NAIROBI: A Kenyan court Friday handed prison terms of 33 and 18 years respectively to two men accused of conspiring with the Al-Shabab extremists who attacked Nairobi’s Westgate shopping mall in 2013, killing 67 people.

Mohamed Ahmed Abdi and Hassan Hussein Mustafa, both 31, were found guilty on October 7 of conspiring with and supporting the four assailants from the Somalia-based extremist group who died in what was then Kenya’s worst terrorist attack in 15 years.

The accused asked the judge for leniency, saying they had already served seven years behind bars and had family to care for.

“Despite mitigation by their defense lawyers on their innocence, the offense committed was serious, devastating, destructive, that called for a punishment by the court,” Chief Magistrate Francis Andayi told a Nairobi courtroom.

He sentenced the men to 18 years for conspiracy and 18 for supporting extremists, but ordered they serve both terms together. Abdi was also given an additional 15 years for two counts of possessing extremist propaganda material on his laptop.

He will serve 26 years and Mustafa 11, taking into account their pre-trial detention.

The convicted men were in regular contact with the attackers who at midday on September 21, 2013, stormed the upscale Westgate mall in the Kenyan capital and began throwing grenades and firing indiscriminately on shoppers and business owners.

A four-day siege ensued — much of it broadcast live on television — during which Kenyan security forces tried to flush out the gunmen and take back the high-end retail complex.

Although there was no specific evidence Abdi and Mustafa had provided material help, the court was satisfied their communication with the attackers amounted to supporting the armed rampage, and justified the guilty verdict for conspiracy.

The marathon trial began in January 2014. A third accused was acquitted of all charges.
The Westgate attack was claimed by Al-Shabab in retaliation for Kenya intervening military over the border in Somalia, where the extremist group was waging a bloody insurgency against the fragile central government.

Kenya is a major contributor of troops to the African Union Mission in Somalia (AMISOM), which in 2011 drove Al-Shabab out of Mogadishu and other urban strongholds after a months-long offensive.

In a car the attackers drove to Westgate, police found evidence of newly-activated SIM cards used by the gunmen. Their communications were traced, including calls to Mohamed Ahmed Abdi and Hassan Hussein Mustafa.

A fourth defendant, Adan Mohammed Abdikadir, was acquitted in early 2019 for lack of evidence.

The Westgate attack was the deadliest incident of violent extremism on Kenyan soil since the 1998 bombing of the US embassy in Nairobi, which killed 213 people.

But since the assault on the shopping complex, Al-Shabab has perpetrated further atrocities in Kenya against civilian targets.
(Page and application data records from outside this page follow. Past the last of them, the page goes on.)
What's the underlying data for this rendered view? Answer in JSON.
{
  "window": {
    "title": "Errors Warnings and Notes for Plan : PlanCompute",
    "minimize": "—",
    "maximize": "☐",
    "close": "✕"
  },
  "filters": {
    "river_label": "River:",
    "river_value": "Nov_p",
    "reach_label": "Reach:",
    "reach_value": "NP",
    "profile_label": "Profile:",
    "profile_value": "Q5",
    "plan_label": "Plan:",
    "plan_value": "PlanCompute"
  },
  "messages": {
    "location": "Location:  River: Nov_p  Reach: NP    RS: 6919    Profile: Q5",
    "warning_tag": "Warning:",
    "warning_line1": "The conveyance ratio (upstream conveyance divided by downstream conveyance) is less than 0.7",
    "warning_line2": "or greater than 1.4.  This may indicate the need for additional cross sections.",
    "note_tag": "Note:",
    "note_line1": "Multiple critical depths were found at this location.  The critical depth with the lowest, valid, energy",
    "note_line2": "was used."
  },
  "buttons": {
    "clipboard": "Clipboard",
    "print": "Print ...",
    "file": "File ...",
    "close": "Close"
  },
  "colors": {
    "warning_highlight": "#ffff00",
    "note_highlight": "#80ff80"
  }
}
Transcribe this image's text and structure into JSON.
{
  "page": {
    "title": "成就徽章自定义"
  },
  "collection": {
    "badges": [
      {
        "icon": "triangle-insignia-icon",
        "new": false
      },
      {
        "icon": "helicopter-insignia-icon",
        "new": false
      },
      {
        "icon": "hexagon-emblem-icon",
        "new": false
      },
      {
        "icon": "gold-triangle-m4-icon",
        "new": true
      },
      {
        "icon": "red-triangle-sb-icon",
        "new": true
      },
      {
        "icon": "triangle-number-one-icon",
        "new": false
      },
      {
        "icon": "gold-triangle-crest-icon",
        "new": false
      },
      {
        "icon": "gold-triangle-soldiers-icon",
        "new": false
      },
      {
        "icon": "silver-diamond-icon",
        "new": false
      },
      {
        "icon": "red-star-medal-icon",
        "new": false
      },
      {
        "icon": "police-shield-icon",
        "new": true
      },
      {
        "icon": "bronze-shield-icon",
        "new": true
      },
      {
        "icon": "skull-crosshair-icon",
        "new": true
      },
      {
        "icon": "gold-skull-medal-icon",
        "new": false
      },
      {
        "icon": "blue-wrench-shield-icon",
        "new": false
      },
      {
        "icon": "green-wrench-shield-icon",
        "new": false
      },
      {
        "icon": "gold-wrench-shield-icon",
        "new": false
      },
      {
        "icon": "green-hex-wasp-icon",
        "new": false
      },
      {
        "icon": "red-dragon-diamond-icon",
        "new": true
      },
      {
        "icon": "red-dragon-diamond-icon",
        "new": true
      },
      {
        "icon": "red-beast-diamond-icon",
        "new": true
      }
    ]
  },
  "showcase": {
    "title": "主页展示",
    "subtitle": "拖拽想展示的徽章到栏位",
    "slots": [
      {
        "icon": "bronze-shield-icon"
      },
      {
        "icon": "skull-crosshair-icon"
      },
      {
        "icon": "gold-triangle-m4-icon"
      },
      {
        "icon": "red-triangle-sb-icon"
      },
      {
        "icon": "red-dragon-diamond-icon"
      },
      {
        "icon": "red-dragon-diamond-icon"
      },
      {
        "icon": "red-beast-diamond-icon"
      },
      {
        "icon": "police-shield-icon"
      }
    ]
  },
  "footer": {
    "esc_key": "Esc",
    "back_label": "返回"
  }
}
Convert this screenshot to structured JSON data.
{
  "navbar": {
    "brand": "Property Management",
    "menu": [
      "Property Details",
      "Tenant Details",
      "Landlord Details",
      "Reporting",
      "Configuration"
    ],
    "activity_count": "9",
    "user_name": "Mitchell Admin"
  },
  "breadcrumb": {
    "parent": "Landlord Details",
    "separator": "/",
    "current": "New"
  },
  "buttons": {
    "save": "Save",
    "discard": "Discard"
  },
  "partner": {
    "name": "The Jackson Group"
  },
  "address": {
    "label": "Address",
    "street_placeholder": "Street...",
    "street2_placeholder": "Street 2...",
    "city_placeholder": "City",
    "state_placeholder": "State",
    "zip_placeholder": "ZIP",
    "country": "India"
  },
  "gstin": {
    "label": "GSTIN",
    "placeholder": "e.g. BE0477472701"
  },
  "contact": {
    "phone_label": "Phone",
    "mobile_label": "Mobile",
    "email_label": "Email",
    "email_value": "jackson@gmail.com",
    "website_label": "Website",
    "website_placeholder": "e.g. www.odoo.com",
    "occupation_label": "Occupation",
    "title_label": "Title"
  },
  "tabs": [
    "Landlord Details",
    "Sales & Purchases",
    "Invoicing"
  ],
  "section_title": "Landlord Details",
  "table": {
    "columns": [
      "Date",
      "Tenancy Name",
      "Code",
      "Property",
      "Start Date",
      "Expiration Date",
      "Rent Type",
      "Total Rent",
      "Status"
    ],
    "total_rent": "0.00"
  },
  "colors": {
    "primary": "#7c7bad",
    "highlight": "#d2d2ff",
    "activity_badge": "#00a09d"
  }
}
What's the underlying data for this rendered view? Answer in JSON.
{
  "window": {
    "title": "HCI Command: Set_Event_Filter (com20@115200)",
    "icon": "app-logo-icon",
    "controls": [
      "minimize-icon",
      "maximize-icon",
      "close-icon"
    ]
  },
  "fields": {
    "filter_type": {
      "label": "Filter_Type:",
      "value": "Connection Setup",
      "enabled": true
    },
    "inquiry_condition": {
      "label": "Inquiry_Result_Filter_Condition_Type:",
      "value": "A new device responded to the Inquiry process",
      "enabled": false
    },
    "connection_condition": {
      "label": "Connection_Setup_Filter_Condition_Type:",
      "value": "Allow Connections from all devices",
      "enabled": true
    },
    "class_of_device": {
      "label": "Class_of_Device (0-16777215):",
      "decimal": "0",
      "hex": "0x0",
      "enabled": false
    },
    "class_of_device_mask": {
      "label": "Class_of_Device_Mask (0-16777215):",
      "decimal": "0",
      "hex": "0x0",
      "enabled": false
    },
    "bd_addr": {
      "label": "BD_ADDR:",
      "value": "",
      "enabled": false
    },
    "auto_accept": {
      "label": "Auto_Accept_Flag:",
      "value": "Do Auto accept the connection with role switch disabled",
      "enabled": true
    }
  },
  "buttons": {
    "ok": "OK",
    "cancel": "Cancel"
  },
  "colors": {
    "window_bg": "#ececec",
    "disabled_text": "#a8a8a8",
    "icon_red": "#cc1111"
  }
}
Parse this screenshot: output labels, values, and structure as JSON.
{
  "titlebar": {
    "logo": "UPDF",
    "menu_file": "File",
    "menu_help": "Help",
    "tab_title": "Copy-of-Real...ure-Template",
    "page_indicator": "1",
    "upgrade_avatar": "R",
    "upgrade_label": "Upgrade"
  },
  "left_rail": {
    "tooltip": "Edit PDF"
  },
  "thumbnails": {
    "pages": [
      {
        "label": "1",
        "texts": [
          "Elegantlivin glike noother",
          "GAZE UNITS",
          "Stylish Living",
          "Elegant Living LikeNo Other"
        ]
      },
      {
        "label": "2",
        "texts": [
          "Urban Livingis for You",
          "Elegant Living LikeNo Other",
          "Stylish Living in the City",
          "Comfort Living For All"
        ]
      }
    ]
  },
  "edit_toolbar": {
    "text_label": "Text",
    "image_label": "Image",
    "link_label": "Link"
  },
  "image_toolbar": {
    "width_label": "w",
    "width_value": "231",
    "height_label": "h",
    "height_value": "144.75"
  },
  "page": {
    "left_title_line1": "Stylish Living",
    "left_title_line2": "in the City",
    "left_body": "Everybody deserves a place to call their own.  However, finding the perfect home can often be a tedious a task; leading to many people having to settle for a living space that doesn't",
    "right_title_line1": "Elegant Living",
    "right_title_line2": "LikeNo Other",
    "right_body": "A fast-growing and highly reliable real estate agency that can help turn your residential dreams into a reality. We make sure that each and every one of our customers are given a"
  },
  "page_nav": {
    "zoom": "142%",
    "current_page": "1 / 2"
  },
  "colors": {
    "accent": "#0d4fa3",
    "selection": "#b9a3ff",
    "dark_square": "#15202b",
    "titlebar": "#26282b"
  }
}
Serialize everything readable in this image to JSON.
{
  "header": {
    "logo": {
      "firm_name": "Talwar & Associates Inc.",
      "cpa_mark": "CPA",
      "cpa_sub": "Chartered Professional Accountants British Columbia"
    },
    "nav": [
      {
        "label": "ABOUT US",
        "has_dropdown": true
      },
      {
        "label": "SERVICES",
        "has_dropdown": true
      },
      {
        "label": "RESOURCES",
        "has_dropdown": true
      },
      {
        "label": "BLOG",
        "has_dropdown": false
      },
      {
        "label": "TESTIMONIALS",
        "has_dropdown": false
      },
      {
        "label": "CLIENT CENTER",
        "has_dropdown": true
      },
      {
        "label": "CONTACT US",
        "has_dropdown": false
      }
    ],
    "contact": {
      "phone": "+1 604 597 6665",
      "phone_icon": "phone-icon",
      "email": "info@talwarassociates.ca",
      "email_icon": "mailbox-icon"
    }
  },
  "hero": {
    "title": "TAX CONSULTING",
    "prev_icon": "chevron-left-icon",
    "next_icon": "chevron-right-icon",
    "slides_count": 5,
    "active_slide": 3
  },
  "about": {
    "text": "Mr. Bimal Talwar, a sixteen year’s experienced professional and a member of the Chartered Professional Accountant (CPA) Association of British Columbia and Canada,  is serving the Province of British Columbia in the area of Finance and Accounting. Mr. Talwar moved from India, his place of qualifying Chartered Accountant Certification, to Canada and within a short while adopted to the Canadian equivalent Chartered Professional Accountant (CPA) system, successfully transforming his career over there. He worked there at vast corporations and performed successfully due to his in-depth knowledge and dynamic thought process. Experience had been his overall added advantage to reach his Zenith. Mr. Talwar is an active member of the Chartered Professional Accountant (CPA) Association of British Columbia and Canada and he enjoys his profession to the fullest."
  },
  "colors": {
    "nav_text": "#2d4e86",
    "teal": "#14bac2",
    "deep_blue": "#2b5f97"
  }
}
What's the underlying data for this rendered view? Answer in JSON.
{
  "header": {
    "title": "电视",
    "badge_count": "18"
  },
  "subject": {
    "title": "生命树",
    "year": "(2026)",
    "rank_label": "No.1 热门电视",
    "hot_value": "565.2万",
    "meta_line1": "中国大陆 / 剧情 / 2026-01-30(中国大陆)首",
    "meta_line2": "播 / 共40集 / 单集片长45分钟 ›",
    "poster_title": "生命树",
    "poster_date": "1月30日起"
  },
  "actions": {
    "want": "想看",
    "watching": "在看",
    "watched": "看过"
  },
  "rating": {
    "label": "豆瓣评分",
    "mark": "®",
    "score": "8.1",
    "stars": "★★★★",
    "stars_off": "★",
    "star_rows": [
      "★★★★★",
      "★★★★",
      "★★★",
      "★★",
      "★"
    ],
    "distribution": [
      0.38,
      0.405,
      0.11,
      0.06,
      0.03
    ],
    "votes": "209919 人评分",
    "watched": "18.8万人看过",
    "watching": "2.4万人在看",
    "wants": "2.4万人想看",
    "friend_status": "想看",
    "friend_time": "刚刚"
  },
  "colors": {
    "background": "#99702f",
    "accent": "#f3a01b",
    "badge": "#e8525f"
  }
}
In April 2015, gunmen entered Garissa University and killed 148 people, almost all of them students. Many were shot point blank after being identified as Christians.

In January 2019, the militants struck Nairobi again, hitting the Dusit Hotel and surrounding offices and killing 21 people.

Al-Shabab warned in a January statement that Kenya “will never be safe” as long as its troops were stationed in Somalia, and threatened further attacks on tourists and US interests.

That same month, Al-Shabab attacked a US military base in northeast Kenya in a cross-border raid, killing three Americans and destroying a number of aircraft.